Reduced osmolarity oral rehydration solution for treating dehydration caused by acute diarrhoea in children
In children admitted to hospital with diarrhoea, reduced osmolarity ORS [total osmolarity ≤ 250 mmol/L with reduced sodium] when compared to WHO standard ORS [90 mmol/L sodium, 111 mmol/L glucose, total osmolarity 311 mmol/L] is associated with fewer unscheduled intravenous fluid infusions, lower stool volume post randomization, and less vomiting. No additional risk of developing hyponatraemia when compared with WHO standard ORS was detected.
Note: Since the publication of this review, the WHO standard has changed to a reduced osmolarity ORS.
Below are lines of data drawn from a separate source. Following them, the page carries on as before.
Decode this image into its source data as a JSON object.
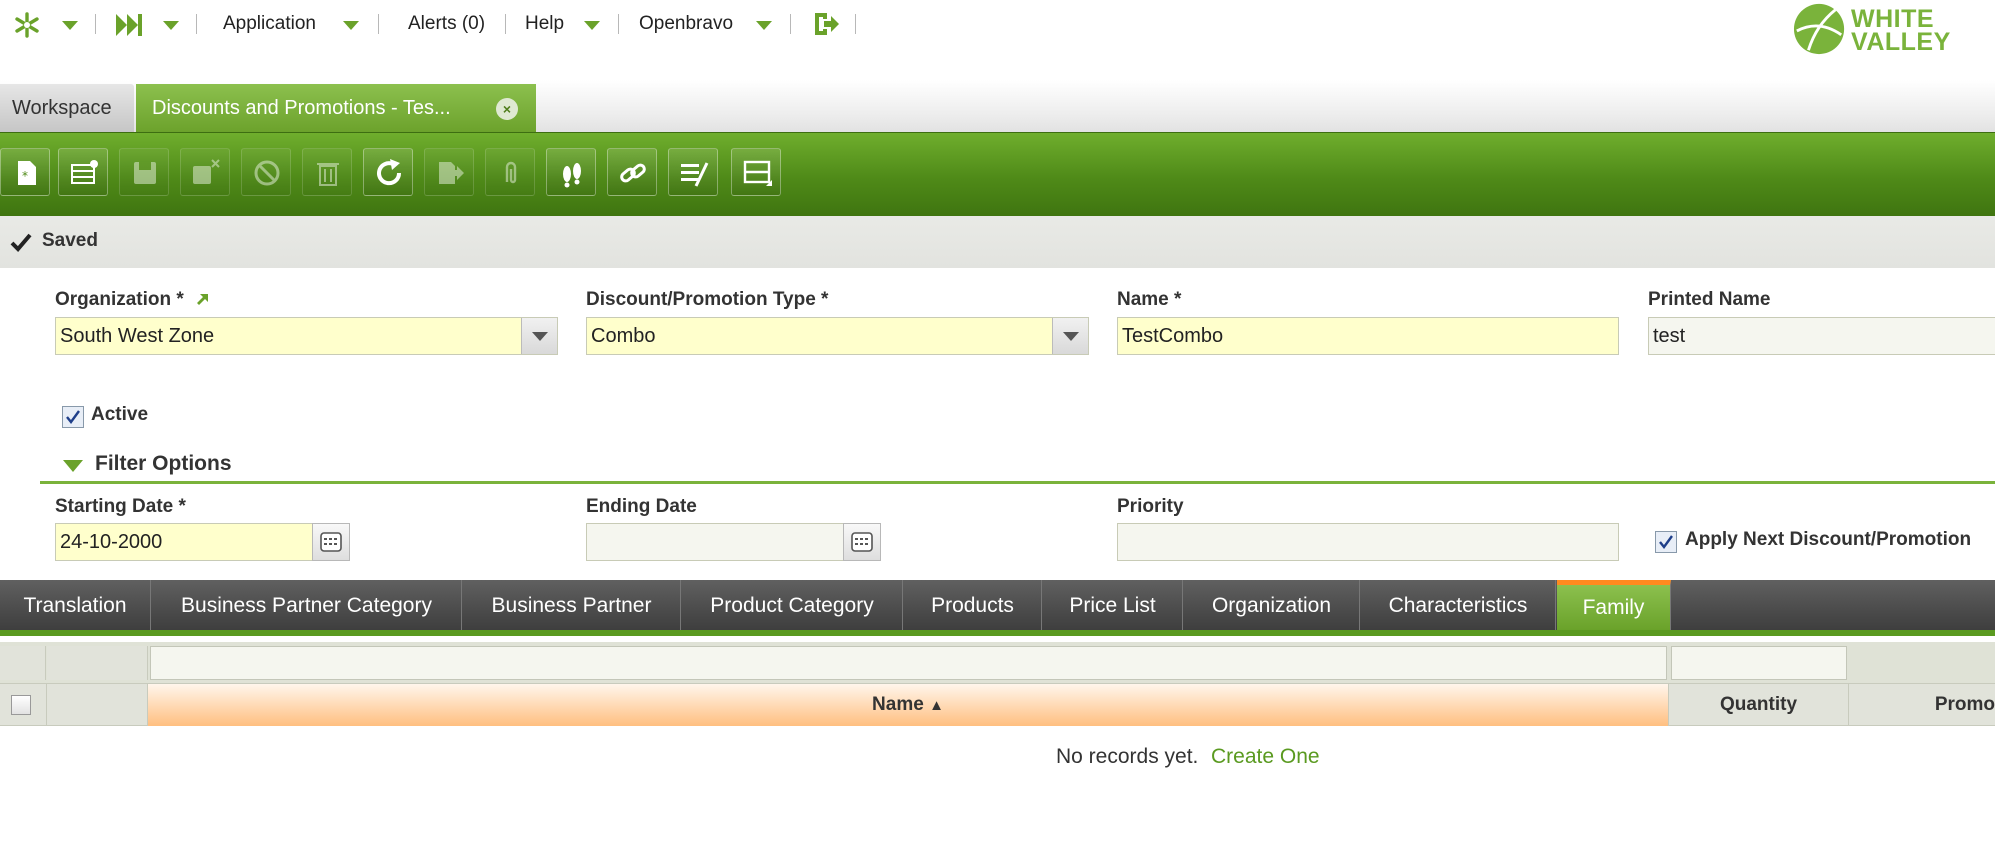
{
  "topbar": {
    "application": "Application",
    "alerts": "Alerts (0)",
    "help": "Help",
    "user": "Openbravo",
    "logo_line1": "WHITE",
    "logo_line2": "VALLEY"
  },
  "window_tabs": {
    "workspace": "Workspace",
    "active": "Discounts and Promotions - Tes...",
    "close": "×"
  },
  "toolbar": {
    "buttons": [
      "new-document",
      "new-row",
      "save",
      "save-close",
      "undo",
      "delete",
      "refresh",
      "export",
      "attach",
      "audit-trail",
      "link",
      "tools",
      "form-grid-toggle"
    ]
  },
  "status": {
    "text": "Saved"
  },
  "form": {
    "organization_label": "Organization *",
    "organization_value": "South West Zone",
    "type_label": "Discount/Promotion Type *",
    "type_value": "Combo",
    "name_label": "Name *",
    "name_value": "TestCombo",
    "printed_name_label": "Printed Name",
    "printed_name_value": "test",
    "active_label": "Active",
    "active_checked": true,
    "filter_section": "Filter Options",
    "starting_date_label": "Starting Date *",
    "starting_date_value": "24-10-2000",
    "ending_date_label": "Ending Date",
    "ending_date_value": "",
    "priority_label": "Priority",
    "priority_value": "",
    "apply_next_label": "Apply Next Discount/Promotion",
    "apply_next_checked": true
  },
  "child_tabs": [
    {
      "label": "Translation"
    },
    {
      "label": "Business Partner Category"
    },
    {
      "label": "Business Partner"
    },
    {
      "label": "Product Category"
    },
    {
      "label": "Products"
    },
    {
      "label": "Price List"
    },
    {
      "label": "Organization"
    },
    {
      "label": "Characteristics"
    },
    {
      "label": "Family",
      "active": true
    }
  ],
  "grid": {
    "columns": [
      "Name",
      "Quantity",
      "Promo"
    ],
    "sort_indicator": "▲",
    "empty_text": "No records yet.",
    "create_link": "Create One"
  },
  "colors": {
    "accent_green": "#6aa22a",
    "required_field": "#ffffcc",
    "active_tab_border": "#ff8a1f"
  }
}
Children with diarrhoea lose body water and sometimes become dehydrated. ORS (sugar and salt dissolved in water) is widely used to treat dehydration caused by diarrhoea. This review compares two formulations of ORS with different osmolarities in children with acute diarrhoea.
Both sexes (for groups of both male and female persons), Camp Coordination and Camp Management (CCCM), Child health, Children, Displaced population, Earthquake, Endocrine and metabolic conditions, Epidemic/Endemic, Flash flood/Flood, Gastrointestinal/Abdominal conditions, Genitourinary and gynaecologic conditions, Health, Heavy rain, Infections and infectious diseases (all), Malaria and protozoal infections, Neonates/infants, Population displacement, Vaccine-preventable infections, Zoonotic and other pathogens